Day? Maybe of the week. A friend passed along a recent interview with The Wire creator, David Simon.
It’s one thing to recognize capitalism for the powerful economic tool it is and to acknowledge that, for better or for worse, we’re stuck with it and, hey, thank God we have it. There’s not a lot else that can produce mass wealth with the dexterity that capitalism can. But to mistake it for a social framework is an incredible intellectual corruption and it’s one that the West has accepted as a given since 1980—since Reagan. Human beings—in this country in particular—are worth less and less. When capitalism triumphs unequivocally, labor is diminished. It’s a zero-sum game. People paid a much higher tax rate when Eisenhower was president, a much higher tax rate for the benefit of society, and all of us had more of a sense that we were included….I guess what I’m saying is that the overall theme was: We’ve given ourselves over to the Olympian god that is capitalism and now we’re reaping the whirlwind. This is the America that unencumbered capitalism has built. It’s the America that we deserve because we let it happen. We don’t deserve anything better. The Wire was trying to take the scales from people’s eyes and say, “This is what you’ve built. Take a look at it.” It’s an accurate portrayal of the problems inherent in American cities.

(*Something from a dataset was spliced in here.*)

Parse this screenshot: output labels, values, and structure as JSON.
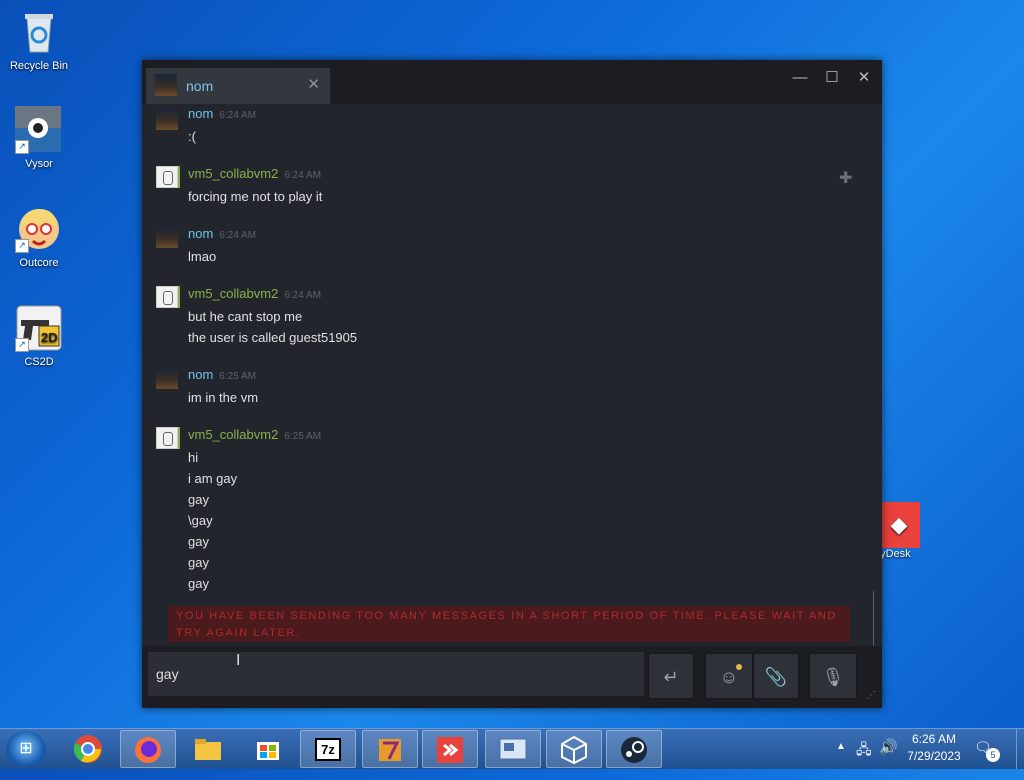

I’m not a devotee of the show. I’ve only watched a single episode in its entirety. I’ve been told by so many that I would love it, primarily because it speaks to the poli sci/urban planner parts of my brain. I just haven’t been ready to watch it yet. I think the landscape strikes familiar nerves for me of 1980s, 1990s Milwaukee. And sometimes, I just don’t want to be reminded of that. But Simon is more than a writer, he’s a social political historian, as evidence by this interview. And this one. Someone once told me that they felt that Simon was the heir to Charles Dickens’ throne. The Wire is more than a series according to all my friends, it’s a body of knowledge, a serial drama that has presented case studies with human faces and emotions. A sprawling Victorian drama for the digital age with all the complexity you’d find in A Tale of Two Cities or in any of Trollope’s or Thackeray’s works. These characters were more than statistics, and by humanizing social problems, as well as the large systems that push and pull people into making choices that aren’t always in their best interests. And these questions loom large as we seek answers and the economy grinds forward into the unknown.
I guess I need to reinstate my Netflix account.